[[ SOURCE MATERIAL, beginning ]]

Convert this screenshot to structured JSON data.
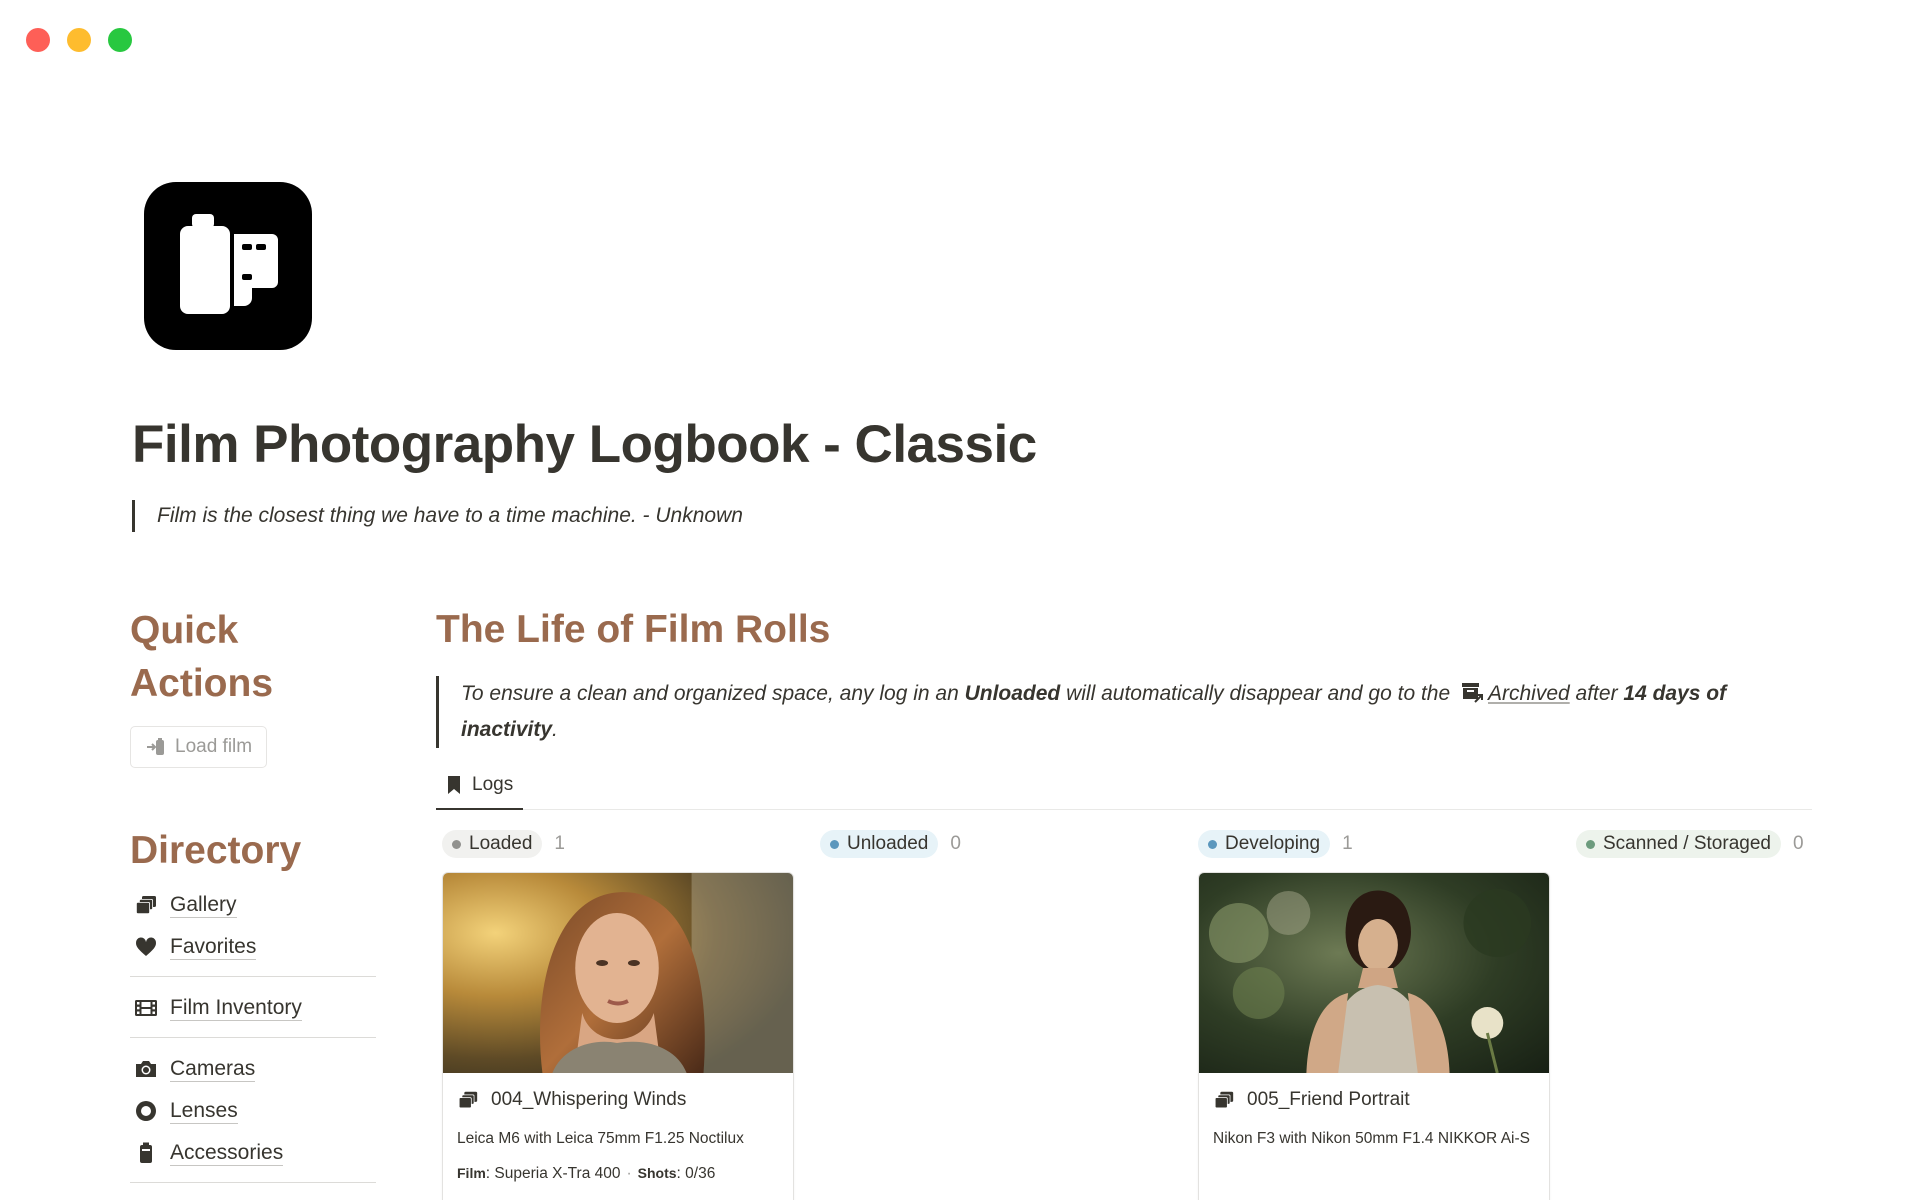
{
  "page": {
    "title": "Film Photography Logbook - Classic",
    "quote": "Film is the closest thing we have to a time machine. - Unknown"
  },
  "quick_actions": {
    "heading_line1": "Quick",
    "heading_line2": "Actions",
    "load_button": "Load film"
  },
  "directory": {
    "heading": "Directory",
    "items": [
      {
        "label": "Gallery",
        "icon": "gallery-icon"
      },
      {
        "label": "Favorites",
        "icon": "heart-icon"
      },
      {
        "label": "Film Inventory",
        "icon": "film-strip-icon"
      },
      {
        "label": "Cameras",
        "icon": "camera-icon"
      },
      {
        "label": "Lenses",
        "icon": "lens-icon"
      },
      {
        "label": "Accessories",
        "icon": "battery-icon"
      }
    ]
  },
  "life": {
    "heading": "The Life of Film Rolls",
    "callout": {
      "part1": "To ensure a clean and organized space, any log in an ",
      "bold1": "Unloaded",
      "part2": " will automatically disappear and go to the ",
      "link": "Archived",
      "part3": " after ",
      "bold2": "14 days of inactivity",
      "part4": "."
    },
    "tab": "Logs"
  },
  "board": {
    "columns": [
      {
        "label": "Loaded",
        "count": "1",
        "dot_color": "#91918e",
        "pill_bg": "#f1f1ef"
      },
      {
        "label": "Unloaded",
        "count": "0",
        "dot_color": "#5b97bd",
        "pill_bg": "#e7f3f8"
      },
      {
        "label": "Developing",
        "count": "1",
        "dot_color": "#5b97bd",
        "pill_bg": "#e7f3f8"
      },
      {
        "label": "Scanned / Storaged",
        "count": "0",
        "dot_color": "#6c9b7d",
        "pill_bg": "#edf3ec"
      }
    ],
    "cards": [
      {
        "title": "004_Whispering Winds",
        "subtitle": "Leica M6 with Leica 75mm F1.25 Noctilux",
        "film_label": "Film",
        "film": "Superia X-Tra 400",
        "shots_label": "Shots",
        "shots": "0/36"
      },
      {
        "title": "005_Friend Portrait",
        "subtitle": "Nikon F3 with Nikon 50mm F1.4 NIKKOR Ai-S"
      }
    ]
  },
  "colors": {
    "accent_brown": "#9a6a4e",
    "text": "#37352f",
    "muted": "#9b9a97"
  }
}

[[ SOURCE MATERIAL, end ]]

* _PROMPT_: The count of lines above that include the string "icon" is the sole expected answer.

* _TASK SOLUTION_: 6